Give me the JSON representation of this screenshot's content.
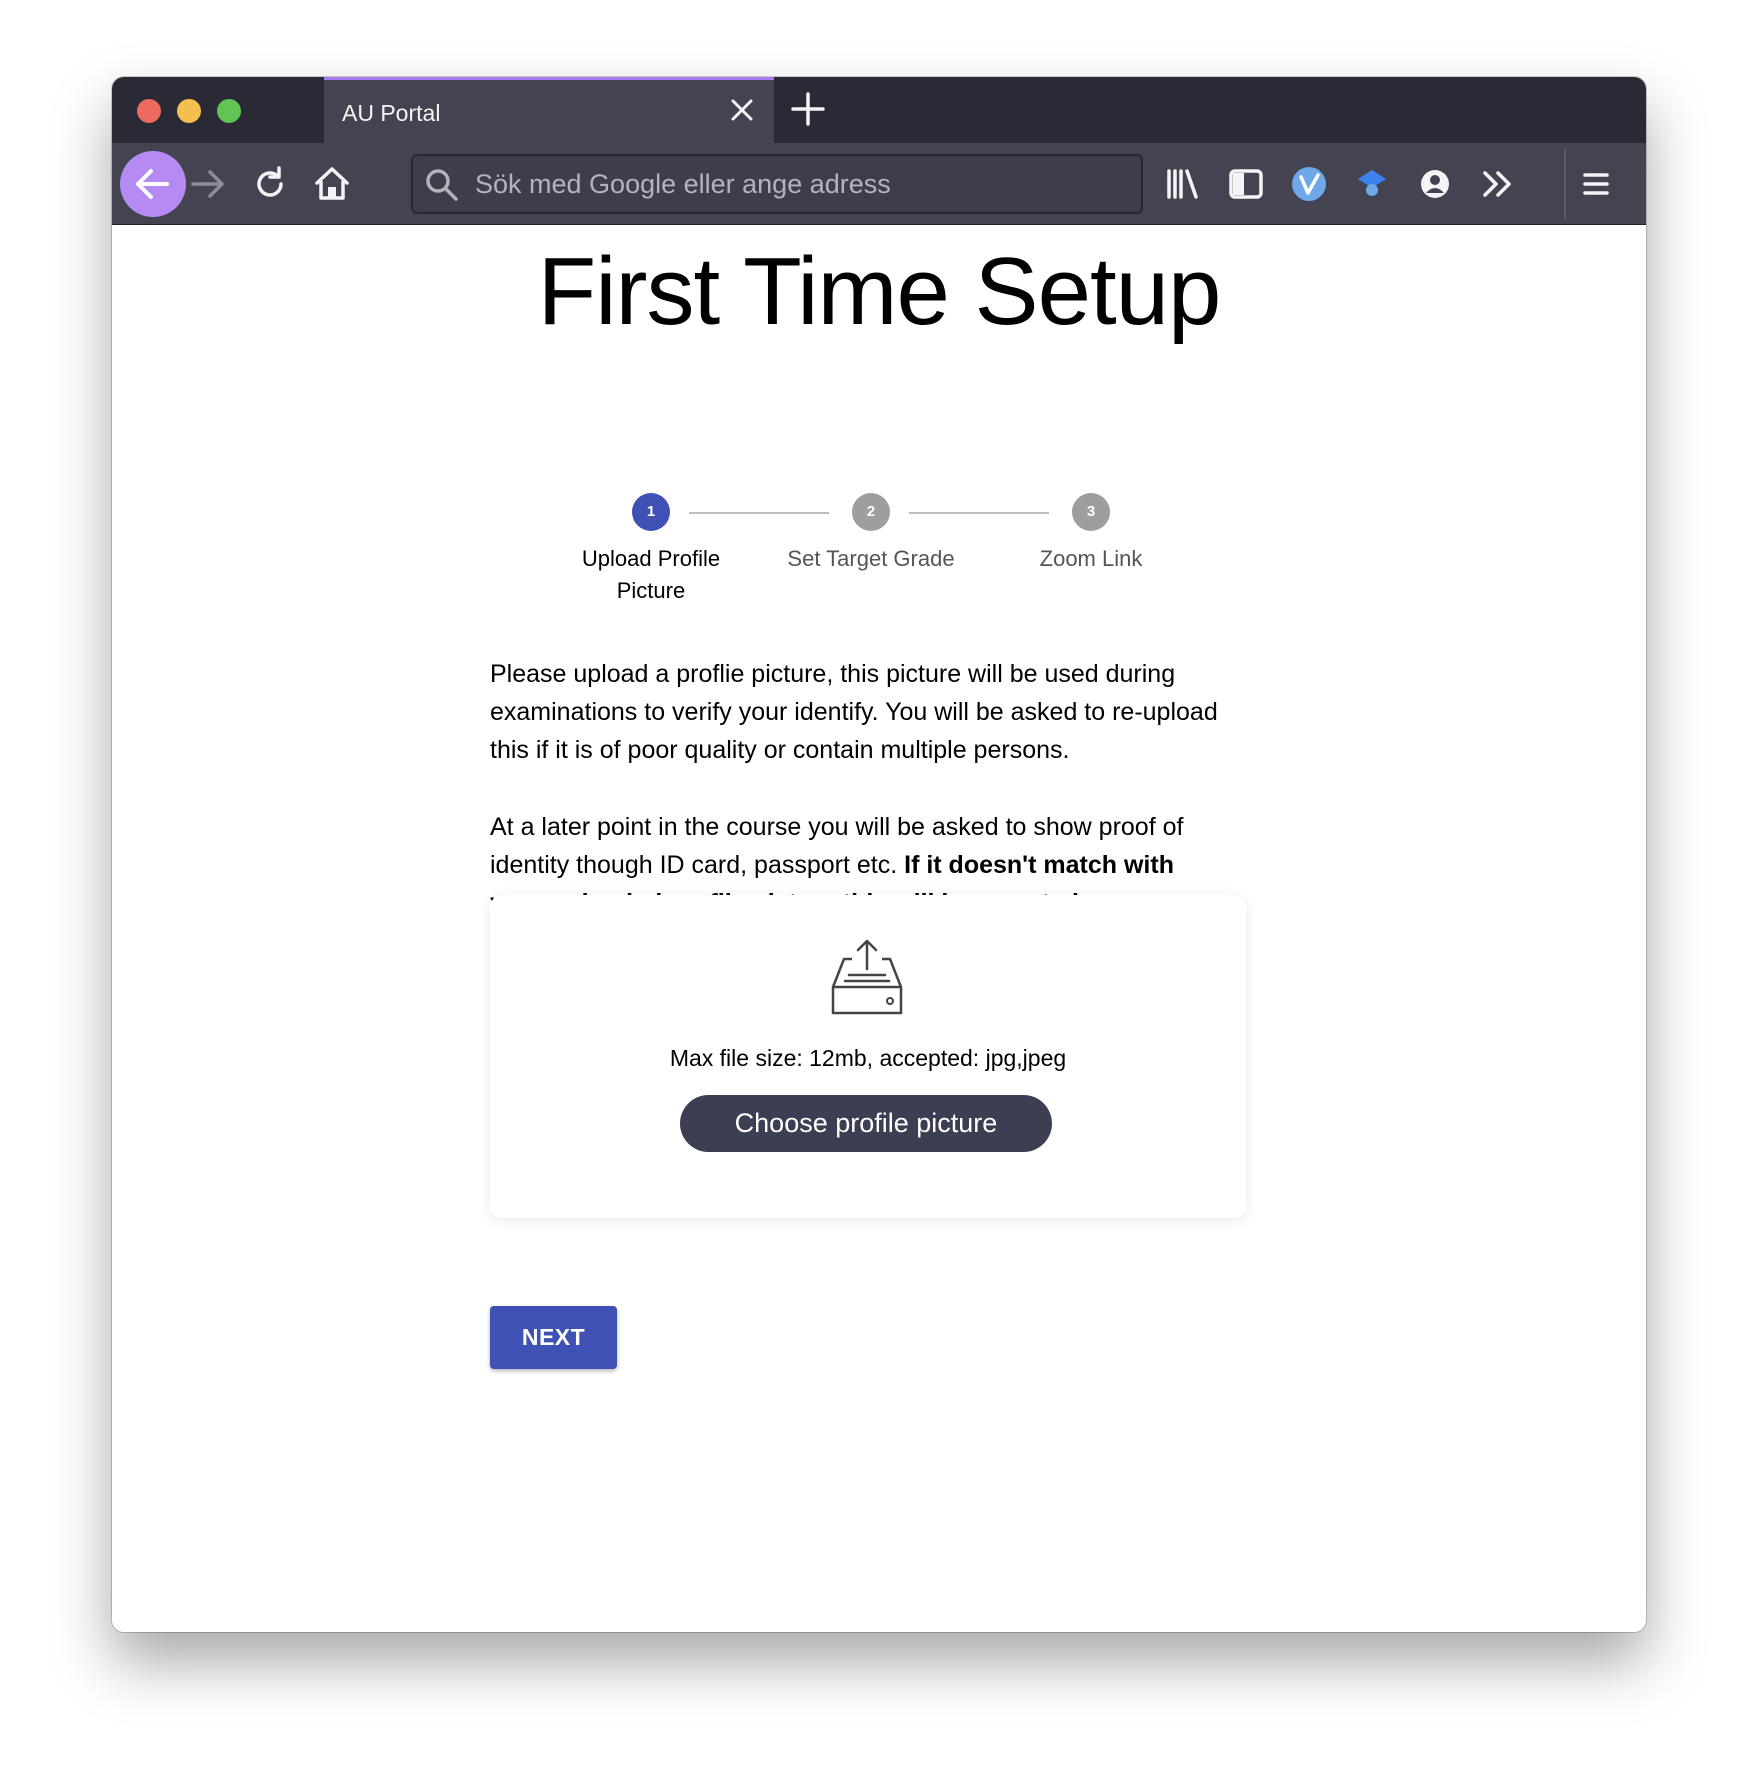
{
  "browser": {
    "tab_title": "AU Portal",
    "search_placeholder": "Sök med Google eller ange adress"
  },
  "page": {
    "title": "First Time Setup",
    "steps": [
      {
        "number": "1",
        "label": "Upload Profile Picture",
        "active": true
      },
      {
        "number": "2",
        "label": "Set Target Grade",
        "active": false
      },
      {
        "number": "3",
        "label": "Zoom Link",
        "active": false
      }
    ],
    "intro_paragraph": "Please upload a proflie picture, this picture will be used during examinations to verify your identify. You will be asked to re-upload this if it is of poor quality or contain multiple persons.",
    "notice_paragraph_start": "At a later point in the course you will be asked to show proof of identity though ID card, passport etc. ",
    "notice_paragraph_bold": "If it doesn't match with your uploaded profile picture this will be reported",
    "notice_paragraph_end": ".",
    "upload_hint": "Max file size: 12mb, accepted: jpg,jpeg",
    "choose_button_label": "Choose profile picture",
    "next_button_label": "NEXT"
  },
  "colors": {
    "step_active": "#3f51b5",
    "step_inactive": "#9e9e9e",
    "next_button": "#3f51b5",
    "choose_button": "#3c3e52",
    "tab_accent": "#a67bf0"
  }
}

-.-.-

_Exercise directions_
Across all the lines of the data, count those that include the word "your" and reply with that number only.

_Answer below_
2